WHAT THIS TASK INVOLVES
From the line containing "Parse this screenshot: output" down to the last line of the records below, copy every line exactly. Leave out everything before it.

DATASET RECORDS
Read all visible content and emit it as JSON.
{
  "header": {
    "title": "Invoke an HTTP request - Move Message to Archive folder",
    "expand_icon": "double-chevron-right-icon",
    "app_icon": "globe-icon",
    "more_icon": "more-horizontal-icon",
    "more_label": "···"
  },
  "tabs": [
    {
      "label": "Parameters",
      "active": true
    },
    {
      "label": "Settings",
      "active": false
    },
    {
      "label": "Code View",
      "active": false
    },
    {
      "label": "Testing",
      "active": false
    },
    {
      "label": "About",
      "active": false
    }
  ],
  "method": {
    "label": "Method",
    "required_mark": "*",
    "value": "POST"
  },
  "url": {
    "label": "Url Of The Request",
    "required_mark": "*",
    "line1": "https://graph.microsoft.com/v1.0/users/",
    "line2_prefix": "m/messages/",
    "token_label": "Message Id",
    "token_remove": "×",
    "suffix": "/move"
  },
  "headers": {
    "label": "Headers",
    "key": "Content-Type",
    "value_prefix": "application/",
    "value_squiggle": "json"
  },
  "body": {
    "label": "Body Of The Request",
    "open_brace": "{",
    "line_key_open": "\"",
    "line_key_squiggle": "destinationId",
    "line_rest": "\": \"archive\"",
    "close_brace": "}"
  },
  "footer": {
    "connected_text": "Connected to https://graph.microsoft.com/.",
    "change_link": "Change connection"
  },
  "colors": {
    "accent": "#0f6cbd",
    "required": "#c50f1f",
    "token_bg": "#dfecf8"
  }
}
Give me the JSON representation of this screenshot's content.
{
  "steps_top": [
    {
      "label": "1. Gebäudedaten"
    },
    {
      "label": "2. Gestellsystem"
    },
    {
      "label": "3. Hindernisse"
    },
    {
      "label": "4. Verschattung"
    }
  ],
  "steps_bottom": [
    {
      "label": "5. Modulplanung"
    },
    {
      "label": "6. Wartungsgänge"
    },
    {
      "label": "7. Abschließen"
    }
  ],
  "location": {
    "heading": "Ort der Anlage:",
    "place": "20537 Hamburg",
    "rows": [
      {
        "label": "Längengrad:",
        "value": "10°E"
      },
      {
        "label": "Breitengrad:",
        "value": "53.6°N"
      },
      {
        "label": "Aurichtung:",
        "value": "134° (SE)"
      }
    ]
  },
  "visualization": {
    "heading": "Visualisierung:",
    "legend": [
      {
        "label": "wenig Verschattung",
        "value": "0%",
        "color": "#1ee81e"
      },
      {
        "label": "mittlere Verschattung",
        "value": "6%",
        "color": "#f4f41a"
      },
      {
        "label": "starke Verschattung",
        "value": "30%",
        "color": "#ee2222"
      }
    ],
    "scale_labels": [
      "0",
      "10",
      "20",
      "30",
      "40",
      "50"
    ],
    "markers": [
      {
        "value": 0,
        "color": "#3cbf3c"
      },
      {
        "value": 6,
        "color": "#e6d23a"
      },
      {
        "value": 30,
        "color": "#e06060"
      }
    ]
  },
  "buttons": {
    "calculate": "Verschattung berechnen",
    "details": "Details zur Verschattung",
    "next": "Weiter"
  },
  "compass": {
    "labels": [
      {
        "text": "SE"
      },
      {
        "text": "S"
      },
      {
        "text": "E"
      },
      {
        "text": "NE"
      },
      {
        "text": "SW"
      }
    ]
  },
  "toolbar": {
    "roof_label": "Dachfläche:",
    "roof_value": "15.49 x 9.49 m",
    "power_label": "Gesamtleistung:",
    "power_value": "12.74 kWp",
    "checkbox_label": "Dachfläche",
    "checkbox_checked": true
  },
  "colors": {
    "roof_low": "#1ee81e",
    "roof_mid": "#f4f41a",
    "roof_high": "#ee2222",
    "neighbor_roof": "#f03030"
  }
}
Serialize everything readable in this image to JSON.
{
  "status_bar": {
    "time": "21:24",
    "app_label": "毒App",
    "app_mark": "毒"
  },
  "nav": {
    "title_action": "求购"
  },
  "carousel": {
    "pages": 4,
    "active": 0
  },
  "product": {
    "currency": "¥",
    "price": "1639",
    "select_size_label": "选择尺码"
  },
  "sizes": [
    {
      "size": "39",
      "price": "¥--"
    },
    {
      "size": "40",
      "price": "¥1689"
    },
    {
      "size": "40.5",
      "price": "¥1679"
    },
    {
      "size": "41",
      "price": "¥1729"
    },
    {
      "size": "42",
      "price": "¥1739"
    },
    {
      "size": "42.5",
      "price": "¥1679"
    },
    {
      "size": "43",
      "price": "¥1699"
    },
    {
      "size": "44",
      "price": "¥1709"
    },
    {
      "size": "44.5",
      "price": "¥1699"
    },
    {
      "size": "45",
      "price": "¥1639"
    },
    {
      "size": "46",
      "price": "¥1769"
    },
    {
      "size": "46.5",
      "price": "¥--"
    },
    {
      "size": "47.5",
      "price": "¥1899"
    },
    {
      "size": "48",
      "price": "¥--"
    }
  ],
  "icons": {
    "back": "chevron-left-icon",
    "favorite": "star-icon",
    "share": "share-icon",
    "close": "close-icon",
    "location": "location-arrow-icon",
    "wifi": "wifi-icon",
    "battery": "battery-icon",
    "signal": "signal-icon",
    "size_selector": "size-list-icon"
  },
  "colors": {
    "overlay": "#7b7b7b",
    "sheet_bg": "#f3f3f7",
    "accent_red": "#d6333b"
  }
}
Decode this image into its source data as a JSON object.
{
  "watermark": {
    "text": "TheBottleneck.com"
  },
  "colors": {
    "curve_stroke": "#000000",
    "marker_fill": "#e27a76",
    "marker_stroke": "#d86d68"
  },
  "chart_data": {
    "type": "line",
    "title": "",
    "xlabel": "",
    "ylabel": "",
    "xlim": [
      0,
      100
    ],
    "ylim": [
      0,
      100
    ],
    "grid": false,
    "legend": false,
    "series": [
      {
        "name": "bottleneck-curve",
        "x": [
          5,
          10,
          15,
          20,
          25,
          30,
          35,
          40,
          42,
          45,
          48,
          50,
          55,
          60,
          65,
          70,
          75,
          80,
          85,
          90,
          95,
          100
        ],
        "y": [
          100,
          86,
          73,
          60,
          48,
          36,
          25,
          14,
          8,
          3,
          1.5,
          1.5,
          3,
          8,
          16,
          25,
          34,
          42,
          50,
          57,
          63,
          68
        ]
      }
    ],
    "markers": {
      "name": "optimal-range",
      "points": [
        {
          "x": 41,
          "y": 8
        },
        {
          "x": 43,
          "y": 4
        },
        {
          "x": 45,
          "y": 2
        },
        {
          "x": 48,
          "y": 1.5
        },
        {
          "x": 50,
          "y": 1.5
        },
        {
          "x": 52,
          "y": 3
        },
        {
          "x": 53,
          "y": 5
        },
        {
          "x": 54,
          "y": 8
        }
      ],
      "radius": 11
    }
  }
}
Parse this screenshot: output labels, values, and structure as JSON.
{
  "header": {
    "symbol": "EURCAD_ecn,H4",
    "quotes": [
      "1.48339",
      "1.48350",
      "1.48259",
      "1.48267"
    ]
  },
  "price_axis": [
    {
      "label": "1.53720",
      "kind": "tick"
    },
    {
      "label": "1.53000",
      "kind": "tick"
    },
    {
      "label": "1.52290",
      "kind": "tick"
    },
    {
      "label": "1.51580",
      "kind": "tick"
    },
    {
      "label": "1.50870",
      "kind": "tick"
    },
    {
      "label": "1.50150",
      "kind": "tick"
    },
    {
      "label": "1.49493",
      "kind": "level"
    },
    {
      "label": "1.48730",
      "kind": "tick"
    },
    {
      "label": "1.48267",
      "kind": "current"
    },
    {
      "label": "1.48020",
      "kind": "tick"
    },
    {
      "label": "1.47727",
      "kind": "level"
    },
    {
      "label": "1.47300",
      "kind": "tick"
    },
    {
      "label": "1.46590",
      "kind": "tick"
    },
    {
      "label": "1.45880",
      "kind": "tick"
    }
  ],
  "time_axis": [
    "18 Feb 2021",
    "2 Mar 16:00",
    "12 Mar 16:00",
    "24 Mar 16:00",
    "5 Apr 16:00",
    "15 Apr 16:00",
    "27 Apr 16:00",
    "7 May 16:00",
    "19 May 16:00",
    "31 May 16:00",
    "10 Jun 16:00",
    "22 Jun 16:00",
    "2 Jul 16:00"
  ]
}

TASK RESPONSE
Parse this screenshot: output labels, values, and structure as JSON.
{
  "header": {
    "symbol": "EURCAD_ecn,H4",
    "quotes": [
      "1.48339",
      "1.48350",
      "1.48259",
      "1.48267"
    ]
  },
  "price_axis": [
    {
      "label": "1.53720",
      "kind": "tick"
    },
    {
      "label": "1.53000",
      "kind": "tick"
    },
    {
      "label": "1.52290",
      "kind": "tick"
    },
    {
      "label": "1.51580",
      "kind": "tick"
    },
    {
      "label": "1.50870",
      "kind": "tick"
    },
    {
      "label": "1.50150",
      "kind": "tick"
    },
    {
      "label": "1.49493",
      "kind": "level"
    },
    {
      "label": "1.48730",
      "kind": "tick"
    },
    {
      "label": "1.48267",
      "kind": "current"
    },
    {
      "label": "1.48020",
      "kind": "tick"
    },
    {
      "label": "1.47727",
      "kind": "level"
    },
    {
      "label": "1.47300",
      "kind": "tick"
    },
    {
      "label": "1.46590",
      "kind": "tick"
    },
    {
      "label": "1.45880",
      "kind": "tick"
    }
  ],
  "time_axis": [
    "18 Feb 2021",
    "2 Mar 16:00",
    "12 Mar 16:00",
    "24 Mar 16:00",
    "5 Apr 16:00",
    "15 Apr 16:00",
    "27 Apr 16:00",
    "7 May 16:00",
    "19 May 16:00",
    "31 May 16:00",
    "10 Jun 16:00",
    "22 Jun 16:00",
    "2 Jul 16:00"
  ]
}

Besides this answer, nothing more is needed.